## [WORK REQUIRED]
Could you filter the records below and return each line that holds "logo"?
═════ DATA SECTION
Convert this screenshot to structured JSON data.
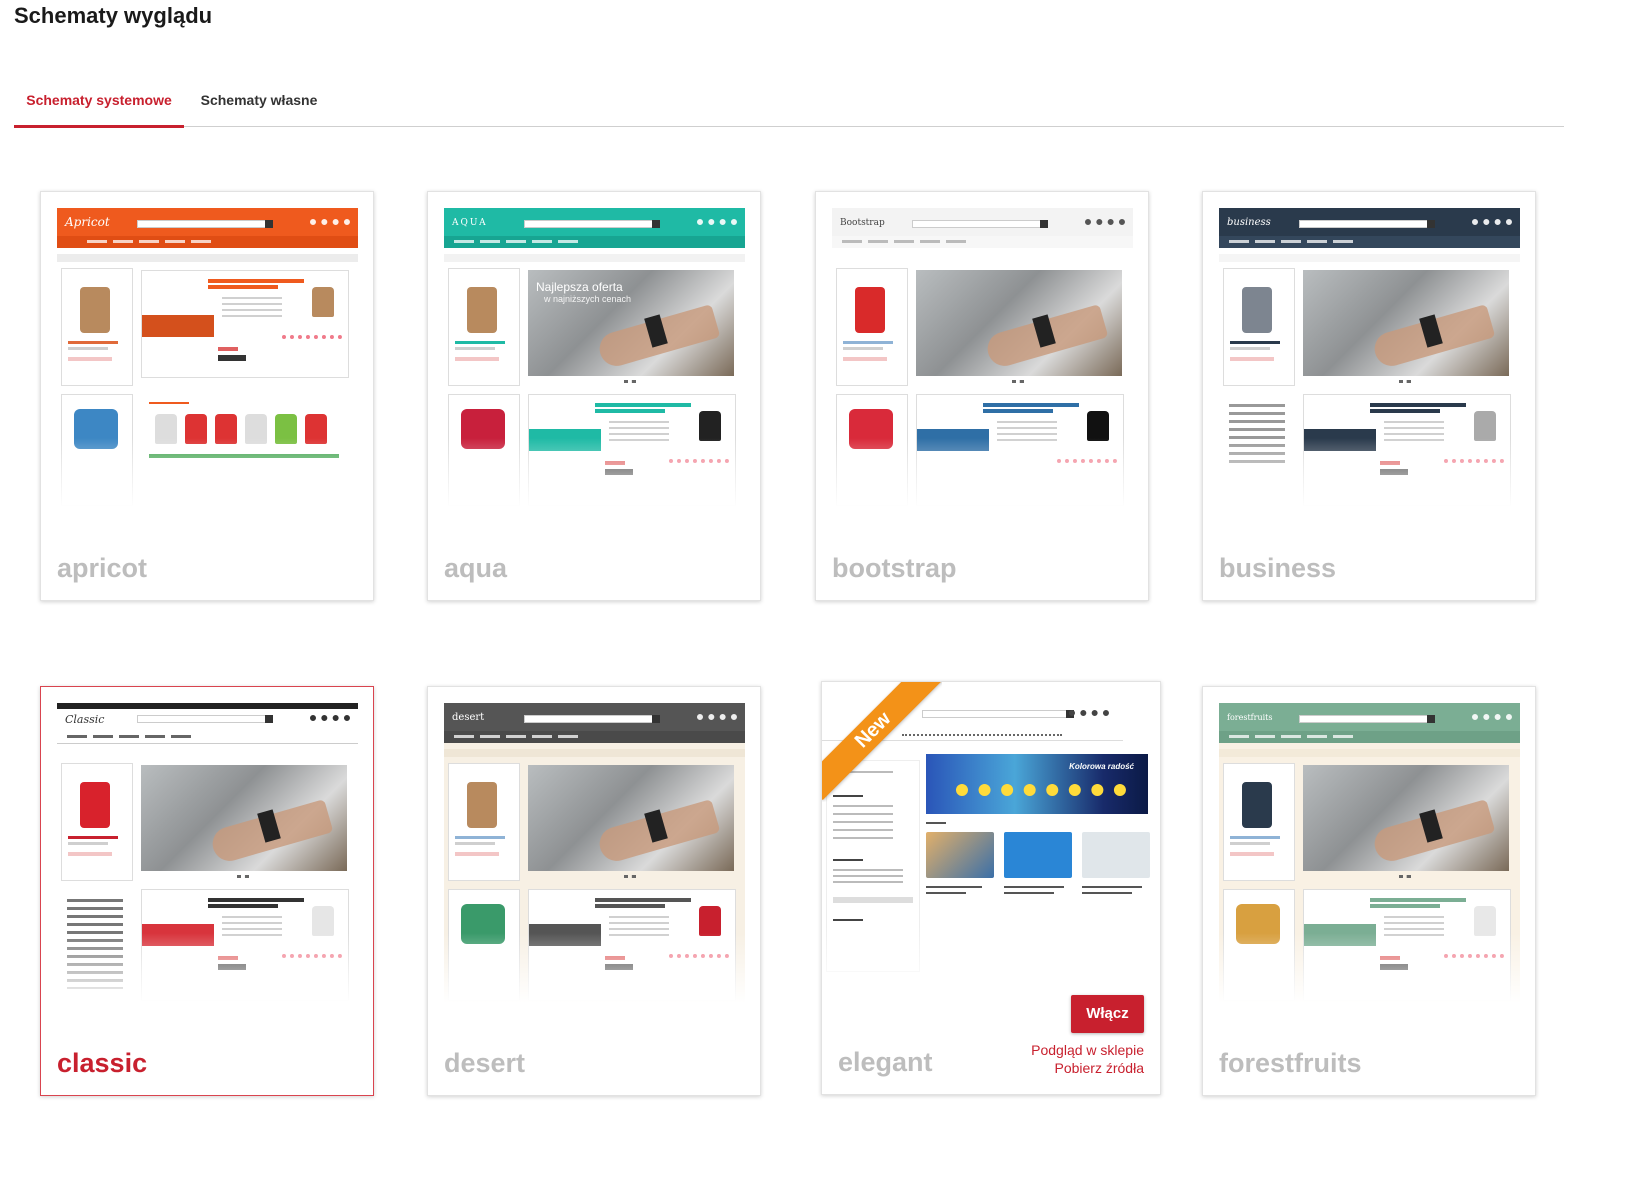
{
  "page": {
    "title": "Schematy wyglądu"
  },
  "tabs": [
    {
      "label": "Schematy systemowe",
      "active": true
    },
    {
      "label": "Schematy własne",
      "active": false
    }
  ],
  "themes": [
    {
      "name": "apricot",
      "header_color": "#ef5a1e",
      "selected": false
    },
    {
      "name": "aqua",
      "header_color": "#1fbaa5",
      "selected": false
    },
    {
      "name": "bootstrap",
      "header_color": "#f3f3f3",
      "selected": false
    },
    {
      "name": "business",
      "header_color": "#2a3a4c",
      "selected": false
    },
    {
      "name": "classic",
      "header_color": "#ffffff",
      "selected": true
    },
    {
      "name": "desert",
      "header_color": "#555555",
      "selected": false
    },
    {
      "name": "elegant",
      "header_color": "#ffffff",
      "selected": false,
      "badge": "New",
      "actions": {
        "enable": "Włącz",
        "preview": "Podgląd w sklepie",
        "download": "Pobierz źródła"
      }
    },
    {
      "name": "forestfruits",
      "header_color": "#7bae94",
      "selected": false
    }
  ],
  "thumbnails": {
    "apricot": {
      "logo": "Apricot"
    },
    "aqua": {
      "logo": "AQUA",
      "banner_line1": "Najlepsza oferta",
      "banner_line2": "w najniższych cenach"
    },
    "bootstrap": {
      "logo": "Bootstrap"
    },
    "business": {
      "logo": "business"
    },
    "classic": {
      "logo": "Classic"
    },
    "desert": {
      "logo": "desert"
    },
    "forestfruits": {
      "logo": "forestfruits"
    },
    "elegant": {
      "hero_text": "Kolorowa radość"
    }
  },
  "colors": {
    "accent": "#c8202e",
    "badge_orange": "#f39218",
    "theme_name_inactive": "#bdbdbd"
  }
}
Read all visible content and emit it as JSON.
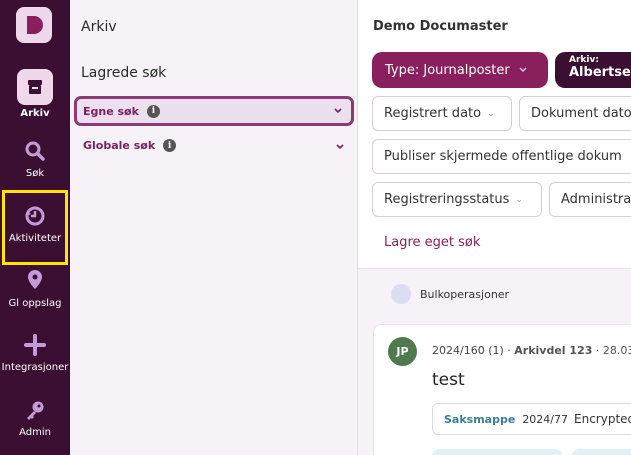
{
  "nav": {
    "items": [
      {
        "label": "Arkiv",
        "icon": "archive-box-icon"
      },
      {
        "label": "Søk",
        "icon": "search-icon"
      },
      {
        "label": "Aktiviteter",
        "icon": "activity-clock-icon"
      },
      {
        "label": "Gl oppslag",
        "icon": "location-pin-icon"
      },
      {
        "label": "Integrasjoner",
        "icon": "plus-icon"
      },
      {
        "label": "Admin",
        "icon": "key-icon"
      }
    ]
  },
  "archive_panel": {
    "title": "Arkiv",
    "saved_title": "Lagrede søk",
    "egne_label": "Egne søk",
    "globale_label": "Globale søk",
    "info_glyph": "i"
  },
  "main": {
    "title": "Demo Documaster",
    "type_filter": "Type: Journalposter",
    "arkiv_filter": {
      "key": "Arkiv:",
      "value": "Albertsen"
    },
    "filters": {
      "registrert_dato": "Registrert dato",
      "dokument_dato": "Dokument dato",
      "publiser": "Publiser skjermede offentlige dokum",
      "registreringsstatus": "Registreringsstatus",
      "administrativ": "Administra"
    },
    "save_search": "Lagre eget søk",
    "bulk_label": "Bulkoperasjoner",
    "card": {
      "initials": "JP",
      "number": "2024/160 (1)",
      "sep": "·",
      "arkivdel": "Arkivdel 123",
      "date": "28.03",
      "title": "test",
      "saksmappe_label": "Saksmappe",
      "saksmappe_number": "2024/77",
      "saksmappe_text": "Encrypted"
    }
  },
  "colors": {
    "rail": "#3b0f32",
    "accent": "#8a1f5e",
    "highlight": "#ffe600",
    "avatar": "#4f7a4d"
  }
}
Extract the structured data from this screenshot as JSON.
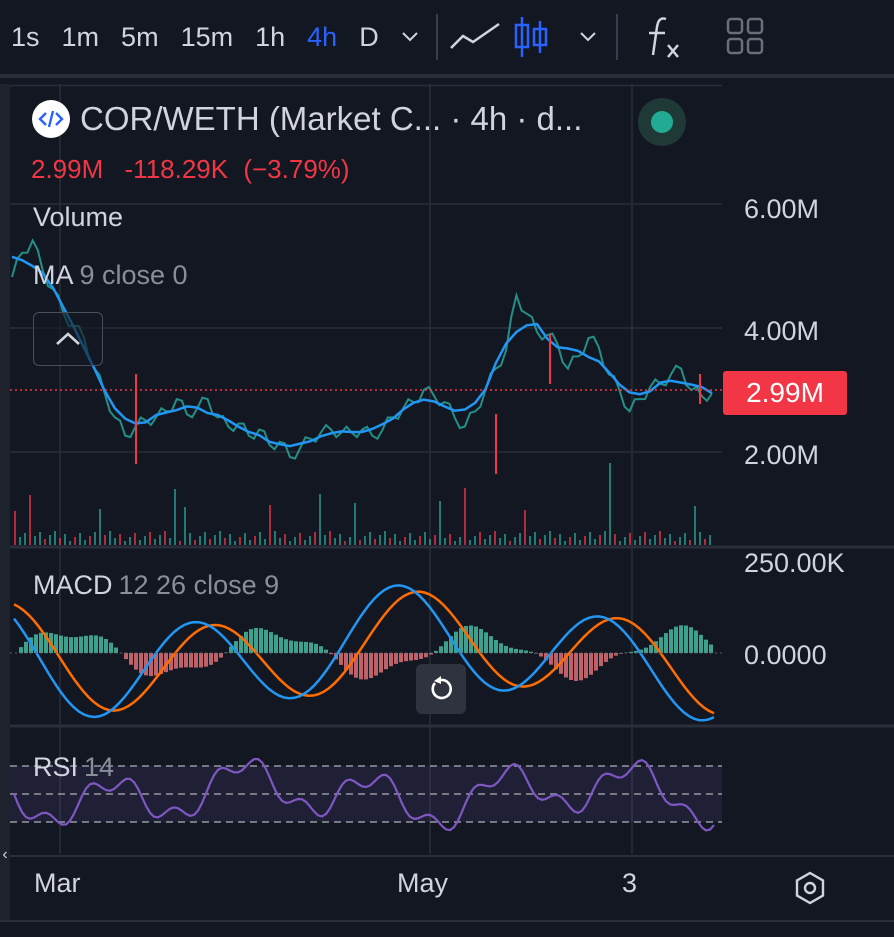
{
  "toolbar": {
    "timeframes": [
      "1s",
      "1m",
      "5m",
      "15m",
      "1h",
      "4h",
      "D"
    ],
    "active_timeframe": "4h"
  },
  "legend": {
    "title": "COR/WETH (Market C... · 4h · d...",
    "price": "2.99M",
    "change": "-118.29K",
    "change_pct": "(−3.79%)"
  },
  "indicators": {
    "volume": {
      "name": "Volume"
    },
    "ma": {
      "name": "MA",
      "params": "9 close 0"
    },
    "macd": {
      "name": "MACD",
      "params": "12 26 close 9"
    },
    "rsi": {
      "name": "RSI",
      "params": "14"
    }
  },
  "price_axis": {
    "ticks": [
      "6.00M",
      "4.00M",
      "2.00M"
    ],
    "current_price": "2.99M",
    "macd_ticks": [
      "250.00K",
      "0.0000"
    ]
  },
  "time_axis": {
    "labels": [
      "Mar",
      "May",
      "3"
    ]
  },
  "colors": {
    "background": "#131722",
    "up": "#26a69a",
    "down": "#f23645",
    "ma_line": "#2196f3",
    "macd_line": "#2196f3",
    "signal_line": "#ff6d00",
    "rsi_line": "#7e57c2",
    "accent": "#2962ff"
  },
  "chart_data": {
    "type": "line",
    "symbol": "COR/WETH",
    "interval": "4h",
    "price_series": {
      "name": "",
      "values": [
        4.9,
        5.3,
        5.5,
        5.0,
        4.7,
        4.3,
        4.1,
        3.9,
        3.4,
        3.0,
        2.6,
        2.3,
        2.45,
        2.55,
        2.6,
        2.7,
        2.9,
        2.65,
        2.75,
        2.9,
        2.6,
        2.45,
        2.5,
        2.3,
        2.4,
        2.15,
        2.2,
        1.95,
        2.1,
        2.25,
        2.35,
        2.4,
        2.35,
        2.35,
        2.4,
        2.3,
        2.4,
        2.6,
        2.75,
        2.85,
        3.05,
        2.95,
        2.85,
        2.6,
        2.45,
        2.7,
        3.05,
        3.4,
        3.7,
        4.6,
        4.3,
        4.0,
        3.95,
        3.8,
        3.4,
        3.6,
        3.9,
        3.75,
        3.3,
        3.05,
        2.7,
        2.9,
        3.1,
        3.15,
        3.3,
        3.4,
        3.05,
        2.95,
        2.99
      ]
    },
    "ylim": [
      0,
      7
    ],
    "yticks": [
      2,
      4,
      6
    ],
    "macd": {
      "ticks": [
        "250.00K",
        "0.0000"
      ]
    },
    "rsi": {
      "period": 14
    },
    "x_labels": [
      "Mar",
      "May",
      "3"
    ]
  }
}
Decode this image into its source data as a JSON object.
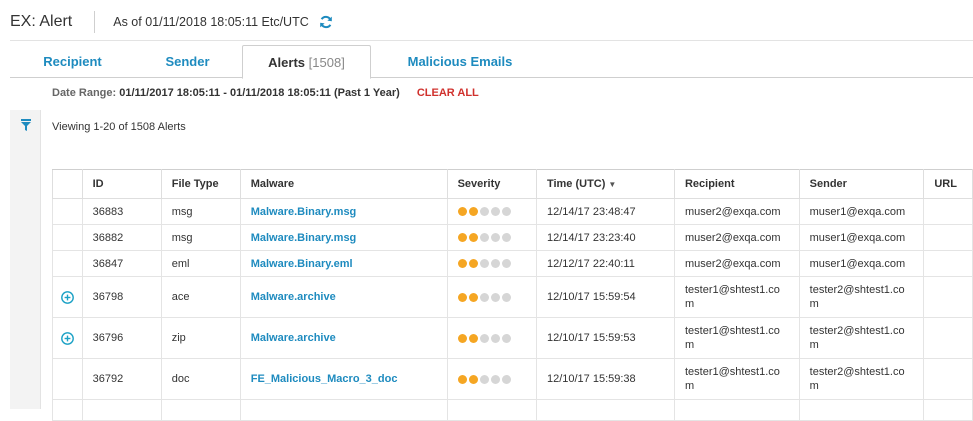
{
  "header": {
    "title": "EX: Alert",
    "as_of": "As of 01/11/2018 18:05:11 Etc/UTC",
    "refresh_icon": "refresh-icon"
  },
  "tabs": [
    {
      "label": "Recipient",
      "count": ""
    },
    {
      "label": "Sender",
      "count": ""
    },
    {
      "label": "Alerts",
      "count": "[1508]"
    },
    {
      "label": "Malicious Emails",
      "count": ""
    }
  ],
  "active_tab": "Alerts",
  "filter": {
    "date_range_label": "Date Range:",
    "date_range_value": "01/11/2017 18:05:11 - 01/11/2018 18:05:11 (Past 1 Year)",
    "clear_all": "CLEAR ALL",
    "icon": "funnel-icon"
  },
  "viewing": "Viewing 1-20 of 1508 Alerts",
  "colors": {
    "accent": "#1e8bbf",
    "danger": "#d0312d",
    "severity_on": "#f5a623",
    "severity_off": "#d6d6d6",
    "expand": "#1ba1c5"
  },
  "table": {
    "columns": [
      "",
      "ID",
      "File Type",
      "Malware",
      "Severity",
      "Time (UTC)",
      "Recipient",
      "Sender",
      "URL"
    ],
    "sorted_column_caret": "▼",
    "rows": [
      {
        "expand": false,
        "id": "36883",
        "file_type": "msg",
        "malware": "Malware.Binary.msg",
        "severity": 2,
        "time": "12/14/17 23:48:47",
        "recipient": "muser2@exqa.com",
        "sender": "muser1@exqa.com",
        "url": ""
      },
      {
        "expand": false,
        "id": "36882",
        "file_type": "msg",
        "malware": "Malware.Binary.msg",
        "severity": 2,
        "time": "12/14/17 23:23:40",
        "recipient": "muser2@exqa.com",
        "sender": "muser1@exqa.com",
        "url": ""
      },
      {
        "expand": false,
        "id": "36847",
        "file_type": "eml",
        "malware": "Malware.Binary.eml",
        "severity": 2,
        "time": "12/12/17 22:40:11",
        "recipient": "muser2@exqa.com",
        "sender": "muser1@exqa.com",
        "url": ""
      },
      {
        "expand": true,
        "id": "36798",
        "file_type": "ace",
        "malware": "Malware.archive",
        "severity": 2,
        "time": "12/10/17 15:59:54",
        "recipient": "tester1@shtest1.com",
        "sender": "tester2@shtest1.com",
        "url": ""
      },
      {
        "expand": true,
        "id": "36796",
        "file_type": "zip",
        "malware": "Malware.archive",
        "severity": 2,
        "time": "12/10/17 15:59:53",
        "recipient": "tester1@shtest1.com",
        "sender": "tester2@shtest1.com",
        "url": ""
      },
      {
        "expand": false,
        "id": "36792",
        "file_type": "doc",
        "malware": "FE_Malicious_Macro_3_doc",
        "severity": 2,
        "time": "12/10/17 15:59:38",
        "recipient": "tester1@shtest1.com",
        "sender": "tester2@shtest1.com",
        "url": ""
      }
    ],
    "severity_max": 5
  }
}
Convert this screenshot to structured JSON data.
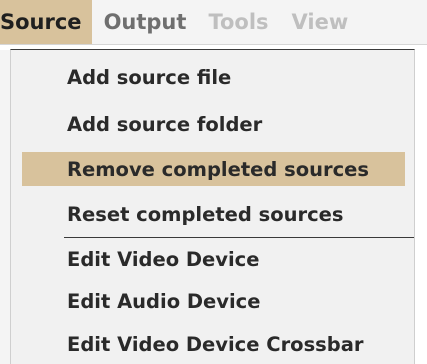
{
  "menubar": {
    "items": [
      {
        "label": "Source",
        "state": "active"
      },
      {
        "label": "Output",
        "state": "enabled"
      },
      {
        "label": "Tools",
        "state": "disabled"
      },
      {
        "label": "View",
        "state": "disabled"
      }
    ]
  },
  "dropdown": {
    "groups": [
      [
        {
          "label": "Add source file"
        },
        {
          "label": "Add source folder"
        },
        {
          "label": "Remove completed sources",
          "highlighted": true
        },
        {
          "label": "Reset completed sources"
        }
      ],
      [
        {
          "label": "Edit Video Device"
        },
        {
          "label": "Edit Audio Device"
        },
        {
          "label": "Edit Video Device Crossbar"
        }
      ]
    ]
  },
  "colors": {
    "highlight": "#d8c29c",
    "menu_background": "#f1f1f1",
    "text": "#2a2a2a",
    "disabled_text": "#bfbfbf"
  }
}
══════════
## [REPLY]
      "logo": "Apricot"
      "logo": "AQUA",
      "logo": "Bootstrap"
      "logo": "business"
      "logo": "Classic"
      "logo": "desert"
      "logo": "forestfruits"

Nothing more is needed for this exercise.